▶ ACTION ITEM
Which lines in the records below contain the word "code"? Return each of them.

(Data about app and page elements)
----
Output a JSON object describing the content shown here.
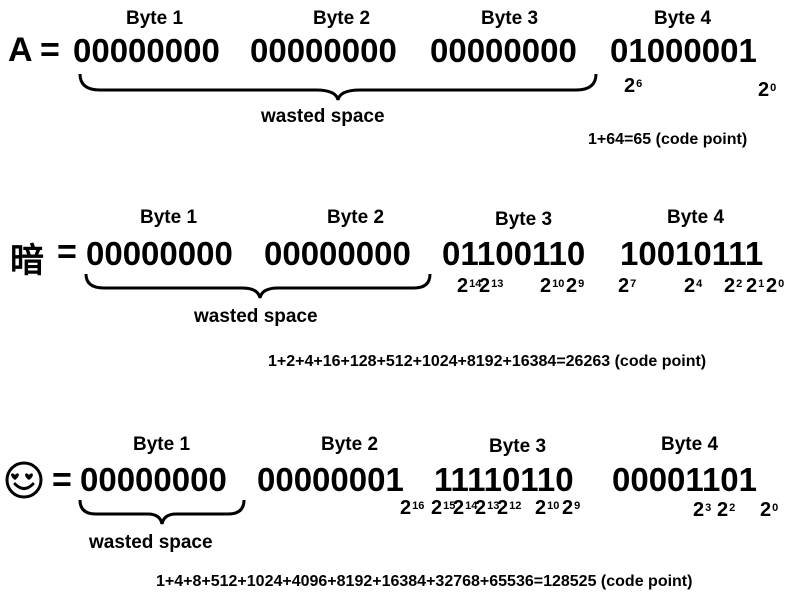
{
  "rows": [
    {
      "character": "A",
      "equals": "=",
      "bytes": [
        {
          "label": "Byte 1",
          "bits": "00000000"
        },
        {
          "label": "Byte 2",
          "bits": "00000000"
        },
        {
          "label": "Byte 3",
          "bits": "00000000"
        },
        {
          "label": "Byte 4",
          "bits": "01000001"
        }
      ],
      "wasted_label": "wasted space",
      "powers": [
        {
          "base": "2",
          "exp": "6"
        },
        {
          "base": "2",
          "exp": "0"
        }
      ],
      "sum_text": "1+64=65 (code point)"
    },
    {
      "character": "暗",
      "equals": "=",
      "bytes": [
        {
          "label": "Byte 1",
          "bits": "00000000"
        },
        {
          "label": "Byte 2",
          "bits": "00000000"
        },
        {
          "label": "Byte 3",
          "bits": "01100110"
        },
        {
          "label": "Byte 4",
          "bits": "10010111"
        }
      ],
      "wasted_label": "wasted space",
      "powers": [
        {
          "base": "2",
          "exp": "14"
        },
        {
          "base": "2",
          "exp": "13"
        },
        {
          "base": "2",
          "exp": "10"
        },
        {
          "base": "2",
          "exp": "9"
        },
        {
          "base": "2",
          "exp": "7"
        },
        {
          "base": "2",
          "exp": "4"
        },
        {
          "base": "2",
          "exp": "2"
        },
        {
          "base": "2",
          "exp": "1"
        },
        {
          "base": "2",
          "exp": "0"
        }
      ],
      "sum_text": "1+2+4+16+128+512+1024+8192+16384=26263 (code point)"
    },
    {
      "character_icon": "smiling-face-with-heart-eyes-icon",
      "equals": "=",
      "bytes": [
        {
          "label": "Byte 1",
          "bits": "00000000"
        },
        {
          "label": "Byte 2",
          "bits": "00000001"
        },
        {
          "label": "Byte 3",
          "bits": "11110110"
        },
        {
          "label": "Byte 4",
          "bits": "00001101"
        }
      ],
      "wasted_label": "wasted space",
      "powers": [
        {
          "base": "2",
          "exp": "16"
        },
        {
          "base": "2",
          "exp": "15"
        },
        {
          "base": "2",
          "exp": "14"
        },
        {
          "base": "2",
          "exp": "13"
        },
        {
          "base": "2",
          "exp": "12"
        },
        {
          "base": "2",
          "exp": "10"
        },
        {
          "base": "2",
          "exp": "9"
        },
        {
          "base": "2",
          "exp": "3"
        },
        {
          "base": "2",
          "exp": "2"
        },
        {
          "base": "2",
          "exp": "0"
        }
      ],
      "sum_text": "1+4+8+512+1024+4096+8192+16384+32768+65536=128525 (code point)"
    }
  ]
}
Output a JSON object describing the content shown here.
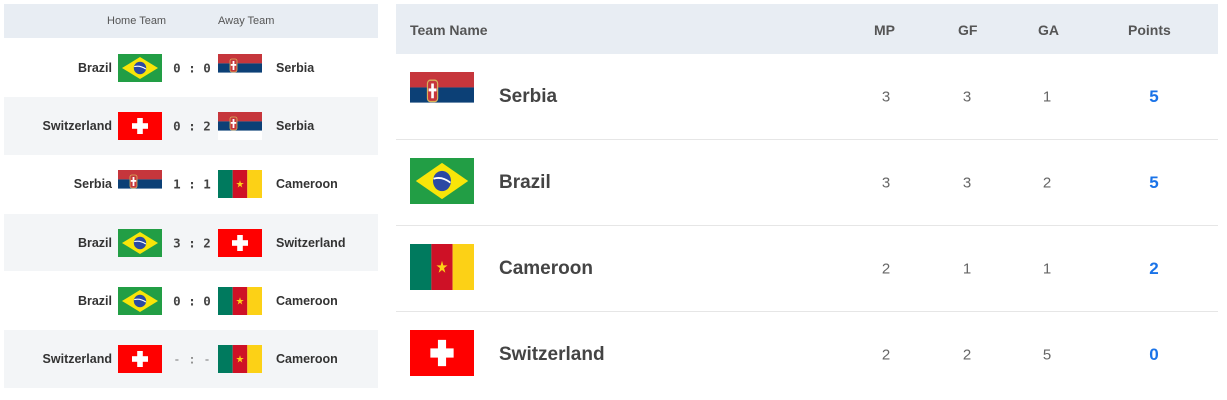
{
  "matches": {
    "header": {
      "home_label": "Home Team",
      "away_label": "Away Team"
    },
    "rows": [
      {
        "home": "Brazil",
        "home_flag": "flag-brazil",
        "score": "0 : 0",
        "away": "Serbia",
        "away_flag": "flag-serbia"
      },
      {
        "home": "Switzerland",
        "home_flag": "flag-switzerland",
        "score": "0 : 2",
        "away": "Serbia",
        "away_flag": "flag-serbia"
      },
      {
        "home": "Serbia",
        "home_flag": "flag-serbia",
        "score": "1 : 1",
        "away": "Cameroon",
        "away_flag": "flag-cameroon"
      },
      {
        "home": "Brazil",
        "home_flag": "flag-brazil",
        "score": "3 : 2",
        "away": "Switzerland",
        "away_flag": "flag-switzerland"
      },
      {
        "home": "Brazil",
        "home_flag": "flag-brazil",
        "score": "0 : 0",
        "away": "Cameroon",
        "away_flag": "flag-cameroon"
      },
      {
        "home": "Switzerland",
        "home_flag": "flag-switzerland",
        "score": "- : -",
        "away": "Cameroon",
        "away_flag": "flag-cameroon"
      }
    ]
  },
  "standings": {
    "header": {
      "team": "Team Name",
      "mp": "MP",
      "gf": "GF",
      "ga": "GA",
      "points": "Points"
    },
    "rows": [
      {
        "team": "Serbia",
        "flag": "flag-serbia",
        "mp": "3",
        "gf": "3",
        "ga": "1",
        "points": "5"
      },
      {
        "team": "Brazil",
        "flag": "flag-brazil",
        "mp": "3",
        "gf": "3",
        "ga": "2",
        "points": "5"
      },
      {
        "team": "Cameroon",
        "flag": "flag-cameroon",
        "mp": "2",
        "gf": "1",
        "ga": "1",
        "points": "2"
      },
      {
        "team": "Switzerland",
        "flag": "flag-switzerland",
        "mp": "2",
        "gf": "2",
        "ga": "5",
        "points": "0"
      }
    ]
  },
  "colors": {
    "points": "#1a73e8",
    "header_bg": "#e8edf3",
    "alt_row_bg": "#f3f5f7"
  }
}
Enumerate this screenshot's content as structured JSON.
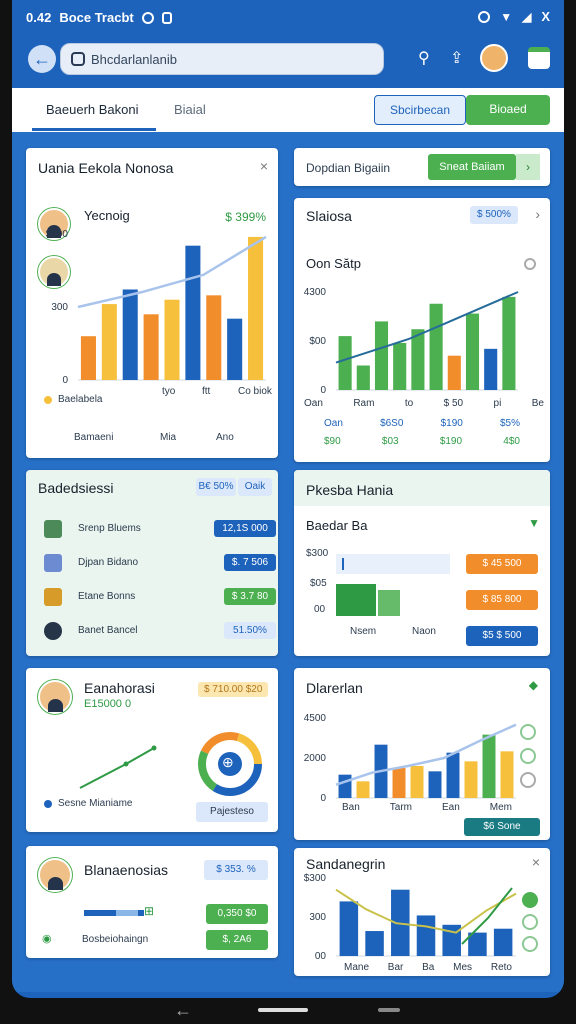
{
  "status": {
    "time": "0.42",
    "app": "Boce Tracbt",
    "right_label": "X"
  },
  "search": {
    "placeholder": "Bhcdarlanlanib"
  },
  "tabs": [
    {
      "label": "Baeuerh Bakoni"
    },
    {
      "label": "Biaial"
    }
  ],
  "tab_buttons": {
    "b1": "Sbcirbecan",
    "b2": "Bioaed"
  },
  "colors": {
    "primary": "#1e63bb",
    "green": "#4caf50",
    "orange": "#f28d2b",
    "yellow": "#f6c03c"
  },
  "card1": {
    "title": "Uania Eekola Nonosa",
    "person": "Yecnoig",
    "value": "$ 399%",
    "legend": "Baelabela",
    "footer": [
      "Bamaeni",
      "Mia",
      "Ano"
    ],
    "yticks": [
      "$000",
      "300",
      "0"
    ],
    "xlabels": [
      "tyo",
      "ftt",
      "Co biok"
    ]
  },
  "chart1_data": {
    "type": "bar",
    "values": [
      30,
      52,
      62,
      45,
      55,
      92,
      58,
      42,
      98
    ],
    "colors": [
      "orange",
      "yellow",
      "blue",
      "orange",
      "yellow",
      "blue",
      "orange",
      "blue",
      "yellow"
    ],
    "line": [
      50,
      60,
      72,
      98
    ],
    "ylim": [
      0,
      100
    ]
  },
  "card2": {
    "label": "Dopdian Bigaiin",
    "button": "Sneat Baiiam"
  },
  "card3": {
    "title": "Slaiosa",
    "badge": "$ 500%",
    "subtitle": "Oon Sătp",
    "yticks": [
      "4300",
      "$00",
      "0"
    ],
    "legend": [
      "Oan",
      "Ram",
      "to",
      "$ 50",
      "pi",
      "Be"
    ],
    "row1": [
      "Oan",
      "$6S0",
      "$190",
      "$5%"
    ],
    "row2": [
      "$90",
      "$03",
      "$190",
      "4$0"
    ]
  },
  "chart3_data": {
    "type": "bar",
    "values": [
      55,
      25,
      70,
      48,
      62,
      88,
      35,
      78,
      42,
      95
    ],
    "colors": [
      "green",
      "green",
      "green",
      "green",
      "green",
      "green",
      "orange",
      "green",
      "blue",
      "green"
    ],
    "line": [
      28,
      40,
      52,
      68,
      84,
      100
    ],
    "ylim": [
      0,
      100
    ]
  },
  "card4": {
    "title": "Badedsiessi",
    "badge1": "B€ 50%",
    "badge2": "Oaik",
    "rows": [
      {
        "label": "Srenp Bluems",
        "value": "12,1S 000"
      },
      {
        "label": "Djpan Bidano",
        "value": "$. 7 506"
      },
      {
        "label": "Etane Bonns",
        "value": "$ 3.7 80"
      },
      {
        "label": "Banet Bancel",
        "value": "51.50%"
      }
    ]
  },
  "card5": {
    "title": "Pkesba Hania",
    "sub": "Baedar Ba",
    "yticks": [
      "$300",
      "$05",
      "00"
    ],
    "xlabels": [
      "Nsem",
      "Naon"
    ],
    "badges": [
      "$ 45 500",
      "$ 85 800",
      "$5 $ 500"
    ]
  },
  "card6": {
    "title": "Eanahorasi",
    "sub": "E15000 0",
    "badge": "$ 710.00 $20",
    "legend": "Sesne Mianiame",
    "button": "Pajesteso"
  },
  "card7": {
    "title": "Dlarerlan",
    "yticks": [
      "4500",
      "2000",
      "0"
    ],
    "xlabels": [
      "Ban",
      "Tarm",
      "Ean",
      "Mem"
    ],
    "button": "$6 Sone"
  },
  "chart7_data": {
    "type": "bar",
    "values": [
      35,
      25,
      80,
      45,
      48,
      40,
      68,
      55,
      95,
      70
    ],
    "colors": [
      "blue",
      "yellow",
      "blue",
      "orange",
      "yellow",
      "blue",
      "blue",
      "yellow",
      "green",
      "yellow"
    ],
    "line": [
      20,
      38,
      48,
      60,
      86,
      110
    ],
    "ylim": [
      0,
      120
    ]
  },
  "card8": {
    "title": "Blanaenosias",
    "badge": "$ 353. %",
    "badge1": "0,350 $0",
    "badge2": "$, 2A6",
    "legend": "Bosbeiohaingn"
  },
  "card9": {
    "title": "Sandanegrin",
    "yticks": [
      "$300",
      "300",
      "00"
    ],
    "xlabels": [
      "Mane",
      "Bar",
      "Ba",
      "Mes",
      "Reto"
    ]
  },
  "chart9_data": {
    "type": "bar",
    "values": [
      70,
      32,
      85,
      52,
      40,
      30,
      35
    ],
    "colors": [
      "blue",
      "blue",
      "blue",
      "blue",
      "blue",
      "blue",
      "blue"
    ],
    "line": [
      85,
      60,
      42,
      38,
      30,
      58,
      80
    ],
    "ylim": [
      0,
      100
    ]
  }
}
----
▶ EXERCISE SOLUTION
      "sum_text": "1+64=65 (code point)"
      "sum_text": "1+2+4+16+128+512+1024+8192+16384=26263 (code point)"
      "sum_text": "1+4+8+512+1024+4096+8192+16384+32768+65536=128525 (code point)"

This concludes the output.